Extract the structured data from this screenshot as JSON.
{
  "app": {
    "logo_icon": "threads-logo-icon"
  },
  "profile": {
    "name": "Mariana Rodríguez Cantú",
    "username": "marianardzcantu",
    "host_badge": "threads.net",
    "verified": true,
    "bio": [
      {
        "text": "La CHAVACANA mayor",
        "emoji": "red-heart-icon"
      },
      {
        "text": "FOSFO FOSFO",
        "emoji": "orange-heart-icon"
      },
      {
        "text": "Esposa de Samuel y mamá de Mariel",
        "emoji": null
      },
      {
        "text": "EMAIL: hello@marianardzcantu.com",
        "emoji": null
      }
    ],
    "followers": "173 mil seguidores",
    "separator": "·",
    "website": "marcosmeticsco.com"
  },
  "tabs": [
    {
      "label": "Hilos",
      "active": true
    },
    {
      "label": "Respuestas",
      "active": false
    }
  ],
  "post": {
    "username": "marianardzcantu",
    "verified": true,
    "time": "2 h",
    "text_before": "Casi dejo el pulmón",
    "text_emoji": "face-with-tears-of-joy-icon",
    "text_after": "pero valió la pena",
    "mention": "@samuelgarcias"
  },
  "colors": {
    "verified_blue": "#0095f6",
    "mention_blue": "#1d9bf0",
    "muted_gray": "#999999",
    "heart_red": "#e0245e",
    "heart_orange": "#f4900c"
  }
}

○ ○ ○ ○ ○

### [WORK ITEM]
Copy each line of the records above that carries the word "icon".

### [ANSWER TO THIS TASK]
    "logo_icon": "threads-logo-icon"
        "emoji": "red-heart-icon"
        "emoji": "orange-heart-icon"
    "text_emoji": "face-with-tears-of-joy-icon",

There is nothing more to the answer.